You Should Be Reading These Literary Comics
Ideal for That Case of Thinkpiece Fatigue You Just Can't Shake
Tired of reading book reviews? Burned out on lengthy literary thinkpieces? [Ed. note: sorry] Luckily, literary commentary is also available in another, more picture-heavy form: the comic strip, of course. Comics manage, when they’re good, to draw associations and conclusions in a way unavailable to either prose or other visual media, and so in a way they’re actually a natural format for commentary—and actually, for storytelling of any kind.
A digression: One of the earliest books I remember reading on my own was Scott McCloud’s Understanding Comics, in which McCloud (or a cartoon version of him, at least) argues that it’s a mistake to think of comics as a hybrid of image and prose, when in actuality comics allow for a completely different type of storytelling, which both gives direct impressions and requires imaginative work from the reader. At any rate, Comics can, of course, be literary in and of themselves, and graphic novels have been received into the canon, at least to some degree, ever since Maus.

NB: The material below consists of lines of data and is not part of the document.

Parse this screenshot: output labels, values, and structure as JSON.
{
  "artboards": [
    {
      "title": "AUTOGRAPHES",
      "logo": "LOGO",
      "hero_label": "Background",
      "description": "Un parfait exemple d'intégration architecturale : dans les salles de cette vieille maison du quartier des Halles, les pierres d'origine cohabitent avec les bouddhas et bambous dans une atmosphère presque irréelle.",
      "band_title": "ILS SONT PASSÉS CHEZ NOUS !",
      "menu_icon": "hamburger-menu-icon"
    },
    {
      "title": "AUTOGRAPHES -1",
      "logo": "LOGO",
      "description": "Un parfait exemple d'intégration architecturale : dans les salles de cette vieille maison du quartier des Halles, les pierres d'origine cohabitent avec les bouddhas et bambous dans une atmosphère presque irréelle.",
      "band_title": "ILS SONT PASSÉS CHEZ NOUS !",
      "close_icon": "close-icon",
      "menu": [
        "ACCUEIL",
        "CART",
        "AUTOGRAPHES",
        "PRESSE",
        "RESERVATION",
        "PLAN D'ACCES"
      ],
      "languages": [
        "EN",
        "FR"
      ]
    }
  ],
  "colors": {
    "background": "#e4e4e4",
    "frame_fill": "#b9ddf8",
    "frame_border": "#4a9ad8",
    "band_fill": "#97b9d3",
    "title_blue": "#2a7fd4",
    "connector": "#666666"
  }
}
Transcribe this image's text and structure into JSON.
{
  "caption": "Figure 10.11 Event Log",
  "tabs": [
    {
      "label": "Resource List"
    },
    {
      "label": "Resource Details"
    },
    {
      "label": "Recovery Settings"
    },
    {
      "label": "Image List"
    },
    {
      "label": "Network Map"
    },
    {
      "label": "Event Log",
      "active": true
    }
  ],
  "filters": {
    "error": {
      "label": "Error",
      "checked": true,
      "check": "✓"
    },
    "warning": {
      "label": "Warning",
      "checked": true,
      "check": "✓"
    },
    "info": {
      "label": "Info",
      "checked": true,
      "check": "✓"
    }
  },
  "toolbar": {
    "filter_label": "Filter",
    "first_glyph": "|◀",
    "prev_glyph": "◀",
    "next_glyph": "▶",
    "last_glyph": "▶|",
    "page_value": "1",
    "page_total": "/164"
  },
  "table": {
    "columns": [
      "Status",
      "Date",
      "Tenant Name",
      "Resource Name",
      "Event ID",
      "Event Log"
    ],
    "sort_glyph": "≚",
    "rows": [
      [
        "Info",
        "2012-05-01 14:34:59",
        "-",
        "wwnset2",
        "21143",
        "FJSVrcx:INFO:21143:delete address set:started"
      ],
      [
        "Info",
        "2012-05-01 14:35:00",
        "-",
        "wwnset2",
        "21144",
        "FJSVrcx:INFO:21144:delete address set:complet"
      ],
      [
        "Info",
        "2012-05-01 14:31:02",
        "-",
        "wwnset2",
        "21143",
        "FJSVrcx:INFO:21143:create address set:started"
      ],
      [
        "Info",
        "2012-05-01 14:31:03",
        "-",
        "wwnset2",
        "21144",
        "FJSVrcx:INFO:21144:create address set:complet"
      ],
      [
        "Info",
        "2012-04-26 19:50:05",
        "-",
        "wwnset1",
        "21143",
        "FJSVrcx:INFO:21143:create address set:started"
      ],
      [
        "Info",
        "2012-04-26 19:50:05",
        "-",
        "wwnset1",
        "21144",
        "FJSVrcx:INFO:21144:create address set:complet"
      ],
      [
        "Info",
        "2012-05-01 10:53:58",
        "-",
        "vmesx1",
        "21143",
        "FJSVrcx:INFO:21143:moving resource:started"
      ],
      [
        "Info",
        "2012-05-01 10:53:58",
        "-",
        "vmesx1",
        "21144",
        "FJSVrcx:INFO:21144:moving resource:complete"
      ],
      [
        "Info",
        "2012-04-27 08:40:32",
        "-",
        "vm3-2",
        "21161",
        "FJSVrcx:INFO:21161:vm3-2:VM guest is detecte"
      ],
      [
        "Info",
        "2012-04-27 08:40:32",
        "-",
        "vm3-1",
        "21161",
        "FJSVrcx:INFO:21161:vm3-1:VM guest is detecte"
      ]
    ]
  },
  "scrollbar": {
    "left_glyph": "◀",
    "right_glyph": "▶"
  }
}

But here are a few artists making comics about literature, storytelling, or their relationship to books that you should definitely be reading right now.
Tom Gauld is one of my favorite artists of any kind. His work is often absurdist and generally brilliant, and his literary comics betray wide-ranging genre interests—comic strips about fairy tales and sci-fi mixed in with those about literary fiction. A cartoonist and illustrator, you may have seen his work in the Guardian, where he runs a weekly—and very book-heavy—cultural comic strip. He also writes and illustrates graphic novels, the most recent of which, Mooncop, came out in September.
Kate Beaton‘s comics will not only make you laugh, but they may teach you a thing or two. For material, she delves into history and literature, retelling and commenting on everything you’ve forgotten from high school (or maybe never learned). Her newest book, King Baby, was released in September. Also, very important: please do not miss her series on Strong Female Characters.
Grant Snider is a cartoonist/orthodontist(!) who lives in Kansas. His comics, which can be found at his website, Incidental Comics, are not all literary, but most of them touch on the joys and pains of creativity on a broader scale. A collection of his comics, The Shape of Ideas, hits shelves in 2017.
Oh yes, Margaret Atwood also dabbles in comics. She even wrote a superhero comic, Angel Catbird, which was published in September. But more importantly for the purposes of this list, she is also the creator of BookTour Comix, which chronicle a few of her own experiences as a literary author on tour, at her website.
Tumblr cartoonist floccinaucinihilipilificationa has earned much Internet notoriety for her hilariously irreverent Harry Potter cartoons. Those are well worth reading, of course, but they’re not the extent of her literary offerings, and I’m finding the above particularly relatable right now.
Sarah Andersen‘s comics are semi-autobiographical, and well, she’s a big reader, so her archive is spotted with comics about buying, reading, and being obsessed with books. Her own first book, Adulthood is a Myth, came out earlier this year.